Because you literally would have businesses that would flee. I was talking to a huge call center in Danville. And they said, ‘Listen, if we even get the hint that this is going to happen, we're literally just going to move 10 miles up the interstate.’ I was talking to my colleague and he was telling me how he was on a call with some folks from BMW, about them trying to expand operations in Virginia. One of the first questions they asked was, ‘We're hearing you may lose right to work, why would we ever subject ourselves to that?’

We are competing with 49 other states, not just to attract businesses here, but to keep the businesses that we already have. The idea of repealing right to work would do so much to devastate Virginia's business climate. There’d be businesses that would not even consider coming here. The idea that we're even having this debate is now being used against us.

When people come to me with legislation, I always ask them three questions: One, what is the problem you're trying to solve? Two, does your bill solve the problem? Three, what's the unintended consequences? Too many people don't ever fathom the unintended consequences of when they pass legislation. If they get rid of right to work, it would be utterly devastating for the Commonwealth business climate and I am 100% opposed.

What is your general philosophy on how the law should be applied?
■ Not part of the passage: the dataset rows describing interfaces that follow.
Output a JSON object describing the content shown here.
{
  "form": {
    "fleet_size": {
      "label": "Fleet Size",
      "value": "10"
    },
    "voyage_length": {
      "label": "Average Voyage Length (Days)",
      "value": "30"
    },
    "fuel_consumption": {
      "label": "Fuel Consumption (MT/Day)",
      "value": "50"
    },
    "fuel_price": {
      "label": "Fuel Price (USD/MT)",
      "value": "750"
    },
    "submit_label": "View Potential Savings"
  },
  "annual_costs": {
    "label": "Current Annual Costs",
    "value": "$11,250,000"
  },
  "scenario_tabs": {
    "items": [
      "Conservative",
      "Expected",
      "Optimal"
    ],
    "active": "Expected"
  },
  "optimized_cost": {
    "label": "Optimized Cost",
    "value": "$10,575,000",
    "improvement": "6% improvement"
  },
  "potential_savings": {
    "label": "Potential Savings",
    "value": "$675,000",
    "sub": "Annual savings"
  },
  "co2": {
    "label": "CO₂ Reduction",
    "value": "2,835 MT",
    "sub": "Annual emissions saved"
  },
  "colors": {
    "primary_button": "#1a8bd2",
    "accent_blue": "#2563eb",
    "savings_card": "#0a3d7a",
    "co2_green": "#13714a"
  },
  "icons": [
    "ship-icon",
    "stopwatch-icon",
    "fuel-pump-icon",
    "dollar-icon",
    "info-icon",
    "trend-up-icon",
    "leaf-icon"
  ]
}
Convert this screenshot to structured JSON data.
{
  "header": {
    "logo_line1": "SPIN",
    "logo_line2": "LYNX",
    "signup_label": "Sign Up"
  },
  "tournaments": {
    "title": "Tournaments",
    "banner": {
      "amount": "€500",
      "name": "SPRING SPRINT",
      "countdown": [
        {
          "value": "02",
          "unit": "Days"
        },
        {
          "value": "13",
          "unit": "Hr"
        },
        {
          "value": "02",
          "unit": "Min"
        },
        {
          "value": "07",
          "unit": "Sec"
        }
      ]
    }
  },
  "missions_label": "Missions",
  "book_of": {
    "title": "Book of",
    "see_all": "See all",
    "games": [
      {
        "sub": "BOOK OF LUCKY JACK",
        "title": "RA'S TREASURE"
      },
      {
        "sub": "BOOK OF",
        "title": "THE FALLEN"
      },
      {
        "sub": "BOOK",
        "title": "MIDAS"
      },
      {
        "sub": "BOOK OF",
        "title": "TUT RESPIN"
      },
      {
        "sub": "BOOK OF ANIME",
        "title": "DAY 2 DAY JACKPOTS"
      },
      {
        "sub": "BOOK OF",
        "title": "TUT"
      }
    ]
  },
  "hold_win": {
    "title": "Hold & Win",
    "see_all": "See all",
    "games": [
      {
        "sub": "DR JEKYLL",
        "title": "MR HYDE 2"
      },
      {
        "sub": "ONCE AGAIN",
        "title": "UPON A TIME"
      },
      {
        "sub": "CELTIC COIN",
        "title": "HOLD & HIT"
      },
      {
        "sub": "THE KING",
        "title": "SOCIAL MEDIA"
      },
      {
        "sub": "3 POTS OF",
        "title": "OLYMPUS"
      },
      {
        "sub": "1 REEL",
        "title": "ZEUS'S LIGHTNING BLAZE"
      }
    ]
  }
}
My philosophy on jurisprudence is justice has to be blind. When it's not blind, people lose faith in the justice system. And what we saw this past summer in Richmond, where you literally had small businesses lose their livelihood — these are the folks that are the first to be there in the morning, last to leave at night — and they were destroyed, and nobody was ever prosecuted. Because the attorney general and the mayor and the governor all believed in and support the political aims of the people doing the destruction and the protesting and the rioting.

That creates such a level of cynicism in our system. I don't care what your political persuasion is. If there was somebody at a conservative rally who violated the law, prosecute them. They should be held accountable. If you do not apply the law equally to everyone in society, then people lose faith and trust in our system, and it just has a corrosive effect.

Motor vehicle dealers are a self-regulating industry with their own oversight board funded entirely by dealers. What is your view on the role of an industry in the regulatory and enforcement activities of the AG’s office?

That’s very similar to how we practice in the legal field. We are a self-regulated body, we have the state bar that's basically lawyers regulating lawyers. I think most people recognize Virginia  auto dealers do it well. We have, I think, one of the best business climates and best climates for auto dealers, and they self-regulate themselves. Because they know if they don't, then they're going to have competition that does it better, but they also know that that the General Assembly would step in, so I support our current structure. I think it works well. I think it protects our dealers, and it protects consumers. They don't need the AG, they don't need a bunch of politicians to come in. They do a very good job self-regulating themselves right now.

Voters will choose the Republican AG nominee at the Republican Party of Virginia 2021 Convention on May 8.